“There’s no compromise, No second prize.”
-Airbourne, “Rivalry”

I was born in Washington, DC and have devotedly supported the area’s professional sports franchises for the last few decades. I do lean more toward the Orioles because the Nationals weren’t around when I was born, and they just can’t enter my life like some arrogant stepfather. It’s a relationship that has taken time, but I already have a dad (I mean, team) in my life.

As a Capitals’ fan, I would like to congratulate the Pittsburgh Penguins.

With that being said, I don’t believe a Penguins’ fan would offer such a gesture if the Capitals were to ever win the Stanley Cup. I know a handful of Penguins fans – sadly, I’ve been to Pittsburgh more times than they have combined – and they just aren’t that type of person. There’s nothing wrong with that; it just makes it easier not to like the team or players.

Imaginary Penguins’ Fan: You’re just saying that because they’re rivals.
Me: Perhaps, but why?
Imaginary Penguins’ Fan: You’re just jealous.
Me: I’m asking you why we’re rivals?
Imaginary Penguins’ Fan: Because we’re bad ass and you suck!
Me: Why won’t you actually answer the question?
Imaginary Penguins’ Fan: Woo! Go Penguins!

I’m coming to grips with the fact that it’s actually not a rivalry. A rivalry usually includes two teams or individuals that are evenly matched and equally decorated like the Celtics-Lakers in the 80’s or Federer-Nadal in the 21st Century. The Pittsburgh-Washington rivalry is completely one-sided and predictable. It’s similar to Ohio State and Michigan; a rivalry that has completely lost its luster because since 2001 the Wolverines have only one twice. Of course, they have a more storied history, but my point is that rivalries can become very bland and uninteresting.

Imaginary Penguins’ Fan: You’re just jealous.
Me: You already said that.
Imaginary Penguins’ Fan: Fine, you’re bitter.
Me: That’s the same thing.
Imaginary Penguins’ Fan: Woo! Go Penguins!
Me: Hmm…

I am bitter, I will admit it. However, Pittsburgh fans can’t say anything about it because they don’t know what it’s like. They’re spoiled brats when it comes to sports. Not in like an inherited classy New York way, or rags to riches Boston way, but more like a trailer trash wins the lottery kind of way (it’s a joke, not a stereotype, calm down, everybody). Let’s look at the Pittsburgh-Washington rivalry if it were between the two cities as a whole:

Super Bowls: Pittsburgh 6, Washington 3.
Stanley Cups: Pittsburgh 5, Washington 0.
World Series: Pittsburgh 5, Washington 0.
NBA Championships: Washington 1, Pittsburgh 0 (because they don’t have a basketball team).

16-4 overall. How pathetic. Rivalries aren’t supposed to be pathetic; they are supposed to move us, keep us enthralled, make us anxious, and make supporters from other teams tune into the matchup just because it’s an amazing unpredictable game. The Penguins-Capitals has become hardly that.

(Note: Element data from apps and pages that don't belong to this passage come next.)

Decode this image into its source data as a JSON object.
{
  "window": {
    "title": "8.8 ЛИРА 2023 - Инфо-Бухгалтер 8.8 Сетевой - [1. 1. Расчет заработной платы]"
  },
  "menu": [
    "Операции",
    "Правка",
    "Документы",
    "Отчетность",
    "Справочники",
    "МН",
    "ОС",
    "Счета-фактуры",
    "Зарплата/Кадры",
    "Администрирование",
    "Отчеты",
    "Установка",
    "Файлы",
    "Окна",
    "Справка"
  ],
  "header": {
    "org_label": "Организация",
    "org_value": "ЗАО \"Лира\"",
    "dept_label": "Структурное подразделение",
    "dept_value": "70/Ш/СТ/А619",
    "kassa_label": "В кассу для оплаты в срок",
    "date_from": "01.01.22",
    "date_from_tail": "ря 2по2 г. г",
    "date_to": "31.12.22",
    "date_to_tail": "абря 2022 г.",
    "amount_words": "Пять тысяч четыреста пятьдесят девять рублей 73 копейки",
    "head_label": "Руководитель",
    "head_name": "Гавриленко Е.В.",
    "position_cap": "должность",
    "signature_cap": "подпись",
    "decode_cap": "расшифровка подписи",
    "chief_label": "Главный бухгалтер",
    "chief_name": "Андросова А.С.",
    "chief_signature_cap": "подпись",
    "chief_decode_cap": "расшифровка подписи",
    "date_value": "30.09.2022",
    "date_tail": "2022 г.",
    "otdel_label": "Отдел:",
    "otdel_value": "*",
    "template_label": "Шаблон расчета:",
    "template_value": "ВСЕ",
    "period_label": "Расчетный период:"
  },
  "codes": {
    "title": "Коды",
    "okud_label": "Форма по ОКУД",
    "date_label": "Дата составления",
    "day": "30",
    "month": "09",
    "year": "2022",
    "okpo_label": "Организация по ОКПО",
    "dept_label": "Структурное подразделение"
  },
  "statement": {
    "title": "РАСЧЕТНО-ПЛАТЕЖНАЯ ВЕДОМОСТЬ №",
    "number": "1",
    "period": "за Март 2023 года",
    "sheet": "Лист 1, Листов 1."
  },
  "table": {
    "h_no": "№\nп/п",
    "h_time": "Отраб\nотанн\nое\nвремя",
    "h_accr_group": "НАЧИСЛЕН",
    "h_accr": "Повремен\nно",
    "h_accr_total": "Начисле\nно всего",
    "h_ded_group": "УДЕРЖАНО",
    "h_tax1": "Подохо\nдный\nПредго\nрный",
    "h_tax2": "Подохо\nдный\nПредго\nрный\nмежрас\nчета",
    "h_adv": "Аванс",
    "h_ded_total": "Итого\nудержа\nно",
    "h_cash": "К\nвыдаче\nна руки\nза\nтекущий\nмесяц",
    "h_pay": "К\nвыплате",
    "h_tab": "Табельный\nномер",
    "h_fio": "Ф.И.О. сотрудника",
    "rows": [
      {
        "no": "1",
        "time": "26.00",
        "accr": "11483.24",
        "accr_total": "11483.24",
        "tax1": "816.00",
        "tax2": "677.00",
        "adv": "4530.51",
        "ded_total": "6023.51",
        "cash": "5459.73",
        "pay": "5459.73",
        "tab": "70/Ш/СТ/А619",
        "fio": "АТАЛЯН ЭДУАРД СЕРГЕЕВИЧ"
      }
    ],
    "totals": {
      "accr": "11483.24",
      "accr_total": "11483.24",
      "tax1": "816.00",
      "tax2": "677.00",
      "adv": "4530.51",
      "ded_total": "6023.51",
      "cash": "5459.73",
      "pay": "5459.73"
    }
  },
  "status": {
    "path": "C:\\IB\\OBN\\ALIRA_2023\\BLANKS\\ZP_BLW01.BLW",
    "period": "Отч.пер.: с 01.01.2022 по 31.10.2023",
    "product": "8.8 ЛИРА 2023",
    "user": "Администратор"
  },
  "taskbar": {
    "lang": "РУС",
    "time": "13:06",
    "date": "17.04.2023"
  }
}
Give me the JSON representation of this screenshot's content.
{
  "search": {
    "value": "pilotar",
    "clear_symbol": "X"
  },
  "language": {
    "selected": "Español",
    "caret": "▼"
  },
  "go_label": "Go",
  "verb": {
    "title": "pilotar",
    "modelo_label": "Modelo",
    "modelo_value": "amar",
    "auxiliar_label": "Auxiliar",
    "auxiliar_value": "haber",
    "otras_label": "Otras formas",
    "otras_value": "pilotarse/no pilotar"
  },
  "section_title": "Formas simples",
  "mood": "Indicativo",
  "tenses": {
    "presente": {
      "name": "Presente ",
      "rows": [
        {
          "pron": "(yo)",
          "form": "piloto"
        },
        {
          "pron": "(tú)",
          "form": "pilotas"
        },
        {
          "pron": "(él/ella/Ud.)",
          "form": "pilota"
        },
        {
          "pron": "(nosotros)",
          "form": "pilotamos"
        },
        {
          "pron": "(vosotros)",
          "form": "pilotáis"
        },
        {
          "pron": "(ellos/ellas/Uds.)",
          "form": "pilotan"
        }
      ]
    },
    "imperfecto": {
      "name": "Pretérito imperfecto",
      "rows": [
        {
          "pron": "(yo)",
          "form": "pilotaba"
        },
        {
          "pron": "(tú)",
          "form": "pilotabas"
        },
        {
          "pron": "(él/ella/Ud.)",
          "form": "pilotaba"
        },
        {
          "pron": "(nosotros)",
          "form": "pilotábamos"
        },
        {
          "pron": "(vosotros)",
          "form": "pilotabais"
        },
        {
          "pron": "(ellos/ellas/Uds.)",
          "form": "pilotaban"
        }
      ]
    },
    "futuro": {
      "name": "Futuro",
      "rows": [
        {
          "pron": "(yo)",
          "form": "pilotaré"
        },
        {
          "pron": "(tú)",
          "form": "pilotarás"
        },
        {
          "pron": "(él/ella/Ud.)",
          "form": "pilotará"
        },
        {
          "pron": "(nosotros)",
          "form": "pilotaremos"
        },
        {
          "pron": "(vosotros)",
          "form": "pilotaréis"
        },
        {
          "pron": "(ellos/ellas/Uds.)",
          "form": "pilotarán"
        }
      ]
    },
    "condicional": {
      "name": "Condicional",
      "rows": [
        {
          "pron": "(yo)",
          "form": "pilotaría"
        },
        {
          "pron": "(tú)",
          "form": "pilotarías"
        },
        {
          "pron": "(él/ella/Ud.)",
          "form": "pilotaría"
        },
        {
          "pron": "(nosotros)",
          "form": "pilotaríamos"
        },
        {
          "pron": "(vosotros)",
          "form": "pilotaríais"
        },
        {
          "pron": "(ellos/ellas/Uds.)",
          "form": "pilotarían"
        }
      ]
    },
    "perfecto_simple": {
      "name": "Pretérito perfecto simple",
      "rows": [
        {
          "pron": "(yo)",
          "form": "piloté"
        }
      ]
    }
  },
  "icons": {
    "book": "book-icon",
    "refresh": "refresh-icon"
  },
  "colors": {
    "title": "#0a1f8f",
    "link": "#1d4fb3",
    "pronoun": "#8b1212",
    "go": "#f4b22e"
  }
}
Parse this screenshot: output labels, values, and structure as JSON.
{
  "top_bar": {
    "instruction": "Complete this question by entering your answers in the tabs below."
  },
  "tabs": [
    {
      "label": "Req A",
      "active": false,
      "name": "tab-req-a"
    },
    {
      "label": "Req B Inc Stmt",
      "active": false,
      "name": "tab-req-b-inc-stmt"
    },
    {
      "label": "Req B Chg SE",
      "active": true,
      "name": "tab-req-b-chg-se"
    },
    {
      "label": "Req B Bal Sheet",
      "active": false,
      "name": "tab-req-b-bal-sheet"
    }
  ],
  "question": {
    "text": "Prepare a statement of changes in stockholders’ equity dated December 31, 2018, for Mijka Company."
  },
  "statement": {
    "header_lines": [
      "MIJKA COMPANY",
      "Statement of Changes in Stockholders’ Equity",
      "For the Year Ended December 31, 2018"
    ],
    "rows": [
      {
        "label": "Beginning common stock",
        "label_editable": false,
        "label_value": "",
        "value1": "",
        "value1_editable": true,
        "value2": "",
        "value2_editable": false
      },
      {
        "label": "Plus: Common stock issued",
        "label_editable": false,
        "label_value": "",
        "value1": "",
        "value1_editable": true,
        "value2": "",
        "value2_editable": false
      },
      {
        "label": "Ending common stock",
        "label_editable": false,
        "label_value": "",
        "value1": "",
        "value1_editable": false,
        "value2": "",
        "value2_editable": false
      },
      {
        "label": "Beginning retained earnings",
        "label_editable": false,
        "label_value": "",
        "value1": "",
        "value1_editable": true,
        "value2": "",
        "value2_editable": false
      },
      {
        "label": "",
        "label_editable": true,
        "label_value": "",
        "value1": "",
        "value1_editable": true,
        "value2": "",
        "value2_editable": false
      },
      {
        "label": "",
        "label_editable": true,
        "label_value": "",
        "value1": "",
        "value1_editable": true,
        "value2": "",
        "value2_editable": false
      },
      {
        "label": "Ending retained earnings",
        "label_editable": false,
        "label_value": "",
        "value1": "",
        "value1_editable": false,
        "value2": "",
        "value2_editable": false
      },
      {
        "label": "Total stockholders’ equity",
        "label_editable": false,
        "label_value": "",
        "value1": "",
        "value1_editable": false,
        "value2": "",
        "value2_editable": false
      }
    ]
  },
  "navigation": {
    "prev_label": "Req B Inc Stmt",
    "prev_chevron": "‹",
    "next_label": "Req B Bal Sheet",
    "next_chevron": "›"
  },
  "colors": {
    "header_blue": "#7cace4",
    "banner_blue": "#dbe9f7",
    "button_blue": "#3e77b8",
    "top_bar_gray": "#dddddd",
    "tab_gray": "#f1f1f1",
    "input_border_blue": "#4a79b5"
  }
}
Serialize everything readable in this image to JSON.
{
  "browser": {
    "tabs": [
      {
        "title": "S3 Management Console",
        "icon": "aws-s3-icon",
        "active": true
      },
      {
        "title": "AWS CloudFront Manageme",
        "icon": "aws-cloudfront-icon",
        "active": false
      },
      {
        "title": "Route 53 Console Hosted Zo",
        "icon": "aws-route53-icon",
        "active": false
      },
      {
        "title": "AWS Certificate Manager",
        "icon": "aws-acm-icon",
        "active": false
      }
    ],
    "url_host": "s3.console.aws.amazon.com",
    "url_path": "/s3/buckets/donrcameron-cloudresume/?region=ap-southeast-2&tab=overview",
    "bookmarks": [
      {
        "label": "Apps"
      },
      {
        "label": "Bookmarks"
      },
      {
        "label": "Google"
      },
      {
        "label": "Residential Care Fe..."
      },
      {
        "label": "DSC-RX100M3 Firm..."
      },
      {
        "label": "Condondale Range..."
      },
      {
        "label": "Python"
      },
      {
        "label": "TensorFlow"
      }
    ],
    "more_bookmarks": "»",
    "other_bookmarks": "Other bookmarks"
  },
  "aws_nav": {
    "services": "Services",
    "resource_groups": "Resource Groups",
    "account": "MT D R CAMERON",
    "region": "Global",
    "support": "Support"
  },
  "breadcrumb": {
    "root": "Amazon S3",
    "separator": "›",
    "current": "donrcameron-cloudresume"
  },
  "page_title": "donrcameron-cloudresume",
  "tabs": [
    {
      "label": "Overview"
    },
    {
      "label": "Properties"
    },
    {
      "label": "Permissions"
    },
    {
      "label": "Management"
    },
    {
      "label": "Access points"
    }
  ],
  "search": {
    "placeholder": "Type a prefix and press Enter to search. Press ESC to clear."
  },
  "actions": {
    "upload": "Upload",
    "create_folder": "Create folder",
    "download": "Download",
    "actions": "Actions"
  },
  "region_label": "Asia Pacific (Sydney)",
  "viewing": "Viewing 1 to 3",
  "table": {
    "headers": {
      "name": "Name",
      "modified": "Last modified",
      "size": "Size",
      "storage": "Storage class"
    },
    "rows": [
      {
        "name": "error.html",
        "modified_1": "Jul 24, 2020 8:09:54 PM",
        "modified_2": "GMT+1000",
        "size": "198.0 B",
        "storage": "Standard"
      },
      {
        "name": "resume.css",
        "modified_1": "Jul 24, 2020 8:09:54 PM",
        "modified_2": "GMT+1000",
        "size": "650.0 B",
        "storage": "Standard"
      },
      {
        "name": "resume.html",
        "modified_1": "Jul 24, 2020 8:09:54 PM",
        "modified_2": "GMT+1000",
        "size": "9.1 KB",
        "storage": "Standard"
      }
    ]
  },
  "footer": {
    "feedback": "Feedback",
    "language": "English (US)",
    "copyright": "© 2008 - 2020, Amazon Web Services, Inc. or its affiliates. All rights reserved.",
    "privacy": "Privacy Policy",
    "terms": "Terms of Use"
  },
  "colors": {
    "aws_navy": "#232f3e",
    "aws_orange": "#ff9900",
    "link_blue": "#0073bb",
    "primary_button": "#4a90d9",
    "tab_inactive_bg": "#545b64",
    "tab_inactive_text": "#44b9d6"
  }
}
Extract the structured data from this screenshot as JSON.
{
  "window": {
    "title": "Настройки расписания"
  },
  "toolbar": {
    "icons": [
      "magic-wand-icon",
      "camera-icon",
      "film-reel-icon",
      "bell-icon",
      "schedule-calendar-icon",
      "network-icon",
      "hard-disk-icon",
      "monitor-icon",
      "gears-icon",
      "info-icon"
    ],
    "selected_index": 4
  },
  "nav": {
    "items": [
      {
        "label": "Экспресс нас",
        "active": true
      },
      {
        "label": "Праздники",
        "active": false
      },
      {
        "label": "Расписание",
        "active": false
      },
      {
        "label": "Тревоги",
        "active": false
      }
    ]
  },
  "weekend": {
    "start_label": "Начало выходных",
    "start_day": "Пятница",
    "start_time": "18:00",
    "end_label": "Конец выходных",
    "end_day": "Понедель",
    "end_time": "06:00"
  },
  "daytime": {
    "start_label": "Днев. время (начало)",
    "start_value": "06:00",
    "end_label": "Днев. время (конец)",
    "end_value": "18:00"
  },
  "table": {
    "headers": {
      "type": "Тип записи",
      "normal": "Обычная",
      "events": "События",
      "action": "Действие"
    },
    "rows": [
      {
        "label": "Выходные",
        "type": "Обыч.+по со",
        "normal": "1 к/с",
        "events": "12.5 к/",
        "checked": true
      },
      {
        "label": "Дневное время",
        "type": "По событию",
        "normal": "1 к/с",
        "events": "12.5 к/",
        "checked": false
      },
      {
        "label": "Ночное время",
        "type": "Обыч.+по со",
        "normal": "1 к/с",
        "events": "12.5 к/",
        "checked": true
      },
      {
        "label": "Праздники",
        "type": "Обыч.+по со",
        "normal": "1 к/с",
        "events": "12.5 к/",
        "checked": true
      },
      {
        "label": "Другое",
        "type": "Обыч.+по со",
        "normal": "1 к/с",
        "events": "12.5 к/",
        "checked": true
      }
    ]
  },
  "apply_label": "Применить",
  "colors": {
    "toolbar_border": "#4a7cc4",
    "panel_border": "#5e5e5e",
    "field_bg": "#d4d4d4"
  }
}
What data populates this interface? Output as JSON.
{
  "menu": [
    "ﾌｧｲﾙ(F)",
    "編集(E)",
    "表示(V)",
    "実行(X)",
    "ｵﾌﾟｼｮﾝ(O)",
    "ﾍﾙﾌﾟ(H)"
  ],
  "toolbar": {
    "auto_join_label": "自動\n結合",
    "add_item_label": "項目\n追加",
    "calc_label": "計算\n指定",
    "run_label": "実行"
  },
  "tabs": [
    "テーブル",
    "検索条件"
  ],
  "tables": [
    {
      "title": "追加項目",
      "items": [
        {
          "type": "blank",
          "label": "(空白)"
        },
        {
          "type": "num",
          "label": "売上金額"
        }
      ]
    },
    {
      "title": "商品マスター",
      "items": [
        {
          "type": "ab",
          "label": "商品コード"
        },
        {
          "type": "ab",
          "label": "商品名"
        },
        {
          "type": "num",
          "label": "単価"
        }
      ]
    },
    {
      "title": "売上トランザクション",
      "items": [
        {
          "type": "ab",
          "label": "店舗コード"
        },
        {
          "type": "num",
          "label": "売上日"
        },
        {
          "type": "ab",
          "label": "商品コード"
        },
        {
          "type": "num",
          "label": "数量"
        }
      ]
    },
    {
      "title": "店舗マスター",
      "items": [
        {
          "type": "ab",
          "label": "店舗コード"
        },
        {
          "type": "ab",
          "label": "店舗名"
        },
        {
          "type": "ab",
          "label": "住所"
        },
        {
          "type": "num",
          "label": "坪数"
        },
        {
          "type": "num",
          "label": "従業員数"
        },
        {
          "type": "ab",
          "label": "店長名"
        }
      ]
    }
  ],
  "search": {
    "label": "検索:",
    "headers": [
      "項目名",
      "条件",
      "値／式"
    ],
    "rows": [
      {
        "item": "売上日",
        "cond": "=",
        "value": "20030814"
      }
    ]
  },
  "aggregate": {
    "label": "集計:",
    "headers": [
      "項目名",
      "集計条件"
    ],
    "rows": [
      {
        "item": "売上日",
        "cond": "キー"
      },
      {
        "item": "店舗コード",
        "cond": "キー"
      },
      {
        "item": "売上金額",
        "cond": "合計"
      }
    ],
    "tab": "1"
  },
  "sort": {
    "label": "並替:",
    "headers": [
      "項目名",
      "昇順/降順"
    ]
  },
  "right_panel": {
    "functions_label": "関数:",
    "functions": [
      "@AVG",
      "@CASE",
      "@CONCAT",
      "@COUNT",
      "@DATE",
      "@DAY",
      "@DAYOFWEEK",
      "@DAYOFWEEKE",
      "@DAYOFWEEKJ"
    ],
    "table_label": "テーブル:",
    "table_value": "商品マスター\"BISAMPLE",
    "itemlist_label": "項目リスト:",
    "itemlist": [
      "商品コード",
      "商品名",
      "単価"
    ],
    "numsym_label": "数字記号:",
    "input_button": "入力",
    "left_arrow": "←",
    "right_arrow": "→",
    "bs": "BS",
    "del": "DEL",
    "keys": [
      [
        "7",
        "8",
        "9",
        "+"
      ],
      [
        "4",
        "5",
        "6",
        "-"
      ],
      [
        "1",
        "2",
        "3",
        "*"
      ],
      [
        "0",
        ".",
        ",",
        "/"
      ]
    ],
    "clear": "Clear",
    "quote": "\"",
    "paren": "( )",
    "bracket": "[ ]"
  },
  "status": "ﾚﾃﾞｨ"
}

I always thought the window was closing for the Capitals the last few years, but I believe it’s now shut. The hope of just a shred of glory has drifted away; especially with the emergence of the Blue Jackets, Maple Leafs, and Sabres (you’ll see) in the East and the Predators and Oilers in the West. Las Vegas has once again given Washington high odds to win the Cup in 2018. Sadly, I wouldn’t take that bet. In my disgruntled eyes, the Golden Knights have just as good of a chance.

I will always support you, Capitals, but when the hell are you going to return the favor to the fan base? Forget about Pittsburgh and just rock the red.